Libya’s storehouse of advanced weapons has fallen into the hands of jihadists. Huge weapons caches have been shipped to jihadists from Nigeria to Syria, from Algeria and Tunisia to Gaza and Sinai. Chemical agents as well as nuclear yellowcake and advanced anti-aircraft missiles were all to be found in Gaddafi’s Libya. The trail of many of these weapons and WMD agents has grown cold as ISIS in Iraq have made regular use of chemical weapons.
The Times’ investigation places the full blame for Obama’s decision to overthrow Gaddafi on Clinton. If it hadn’t been for Clinton, the story claims, Obama never would have gotten involved.
Clinton reportedly not only convinced Obama to join Britain and France in bombing regime targets, she directed much of the campaign from the State Department.
By the Times’ telling, it is all her fault.
No president can escape responsibility for his administration’s foreign policies, but the available evidence does indicate that Hillary was the driving force behind the overthrow of Qaddafi, and that she was motivated largely by her desire to have an accomplishment to her name when she ran for president. It is not easy to see how any foreign policy debacle could reflect more badly on a Secretary of State. And that, of course, is before we get to Benghazi.
Liberals used to accuse the Bush administration of overthrowing Saddam Hussein without having a plan for what would come after. That accusation was false. The Bush administration had a plan, and followed it. But, remarkably, Barack Obama and Hillary Clinton actually did overthrow Qaddafi without having a plan for who or what would succeed him, even though they presumably had the cautionary tale of Iraq before them. It is hard to imagine worse judgment.
Glick wraps up by drawing inferences for Israeli policy that I believe are sound:
The contagion of Islamic revolutions began in neighboring Tunisia a year before the US decided to overthrow Gaddafi. That contagion made clear that there are no isolated events in the Islamic world anymore. Every perceived victory for jihadist forces impacts jihadists regionally and throughout the world. The impact is massively escalated when jihadists gain actual ground – as was the case in Libya.
The implications for Israel in regard to the administration’s demand that Israel commit to withdrawing from Judea and Samaria and effectively end its sovereign rule over Jerusalem are dire. Every time Israel withdraws from territory, jihadists regionally and worldwide proclaim victory and – perhaps more important – are perceived as the actual victors.
If Israel bows to US pressure and withdraws from Judea, Samaria and parts of Jerusalem, either in the framework of a peace deal with the PLO or unilaterally, these moves will be immediately perceived regionally as a massive victory for the forces of jihad.
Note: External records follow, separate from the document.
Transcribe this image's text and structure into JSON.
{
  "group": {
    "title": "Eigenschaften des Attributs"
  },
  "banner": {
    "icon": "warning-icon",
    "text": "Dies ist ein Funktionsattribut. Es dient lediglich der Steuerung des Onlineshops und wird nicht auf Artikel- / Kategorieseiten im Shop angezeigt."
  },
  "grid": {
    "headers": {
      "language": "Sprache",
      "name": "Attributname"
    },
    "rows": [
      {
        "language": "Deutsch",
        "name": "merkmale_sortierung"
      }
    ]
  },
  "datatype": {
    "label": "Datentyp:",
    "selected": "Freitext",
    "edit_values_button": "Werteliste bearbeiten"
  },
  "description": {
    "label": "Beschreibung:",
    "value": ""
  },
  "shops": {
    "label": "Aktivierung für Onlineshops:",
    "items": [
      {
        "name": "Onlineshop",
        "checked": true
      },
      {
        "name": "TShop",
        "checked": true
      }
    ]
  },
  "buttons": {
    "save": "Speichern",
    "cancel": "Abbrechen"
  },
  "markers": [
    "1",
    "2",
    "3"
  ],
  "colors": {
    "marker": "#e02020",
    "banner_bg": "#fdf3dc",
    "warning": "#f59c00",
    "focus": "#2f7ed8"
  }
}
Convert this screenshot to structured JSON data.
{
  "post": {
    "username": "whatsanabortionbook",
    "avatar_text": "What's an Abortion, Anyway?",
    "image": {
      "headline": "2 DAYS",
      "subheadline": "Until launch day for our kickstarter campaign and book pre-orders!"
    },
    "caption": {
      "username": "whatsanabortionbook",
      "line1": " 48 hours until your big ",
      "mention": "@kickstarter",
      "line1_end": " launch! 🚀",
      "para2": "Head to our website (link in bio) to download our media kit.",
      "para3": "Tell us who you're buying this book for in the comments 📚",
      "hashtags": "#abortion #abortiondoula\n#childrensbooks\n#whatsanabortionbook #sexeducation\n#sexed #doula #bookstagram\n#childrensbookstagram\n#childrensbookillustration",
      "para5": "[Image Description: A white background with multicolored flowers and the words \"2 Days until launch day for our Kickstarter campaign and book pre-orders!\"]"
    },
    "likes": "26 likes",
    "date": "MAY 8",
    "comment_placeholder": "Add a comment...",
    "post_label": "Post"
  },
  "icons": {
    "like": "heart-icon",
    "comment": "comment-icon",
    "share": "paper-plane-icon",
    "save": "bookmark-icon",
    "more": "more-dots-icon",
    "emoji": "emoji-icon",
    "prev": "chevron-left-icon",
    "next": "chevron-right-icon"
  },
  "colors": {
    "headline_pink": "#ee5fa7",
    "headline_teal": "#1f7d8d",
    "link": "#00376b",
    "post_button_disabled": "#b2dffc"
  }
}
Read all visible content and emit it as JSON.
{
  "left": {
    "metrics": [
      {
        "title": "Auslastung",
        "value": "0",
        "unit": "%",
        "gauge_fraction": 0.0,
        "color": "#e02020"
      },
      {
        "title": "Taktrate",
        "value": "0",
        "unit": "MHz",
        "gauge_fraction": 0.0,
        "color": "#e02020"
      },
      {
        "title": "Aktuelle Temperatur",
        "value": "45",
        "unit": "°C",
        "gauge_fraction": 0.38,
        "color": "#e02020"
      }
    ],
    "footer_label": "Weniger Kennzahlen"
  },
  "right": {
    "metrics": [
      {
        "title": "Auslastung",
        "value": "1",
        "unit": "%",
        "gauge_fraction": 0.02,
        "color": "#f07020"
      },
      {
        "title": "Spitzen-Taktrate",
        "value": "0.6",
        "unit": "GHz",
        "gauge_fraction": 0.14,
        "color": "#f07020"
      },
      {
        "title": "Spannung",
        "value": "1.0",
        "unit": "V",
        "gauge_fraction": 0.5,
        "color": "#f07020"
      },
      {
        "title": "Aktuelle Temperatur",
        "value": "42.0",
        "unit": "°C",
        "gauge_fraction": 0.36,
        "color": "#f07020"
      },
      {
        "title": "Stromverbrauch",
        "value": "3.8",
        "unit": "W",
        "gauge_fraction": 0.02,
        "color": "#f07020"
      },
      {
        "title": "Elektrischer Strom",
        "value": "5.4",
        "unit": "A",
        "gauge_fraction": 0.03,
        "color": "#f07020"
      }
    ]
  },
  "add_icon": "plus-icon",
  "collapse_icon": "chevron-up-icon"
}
Not only will Israel be imperiled, the fate of the Jordanian regime will likely be sealed as empowered jihadists launch a war against the Western-allied regime.
In the world of ISIS and Iran, Israeli sovereignty over united Jerusalem and Israeli control over Judea and Samaria is the only real, best guarantor of the survival of the Hashemite Kingdom in Jordan, and of what’s left of stability in the Middle East, after seven years of Obama’s – and Clinton’s – foreign policy.
I think that is correct. One hopes that our next president will be someone other than Hillary Clinton, someone who will view Israel as a key ally rather than a malefactor and an embarrassment.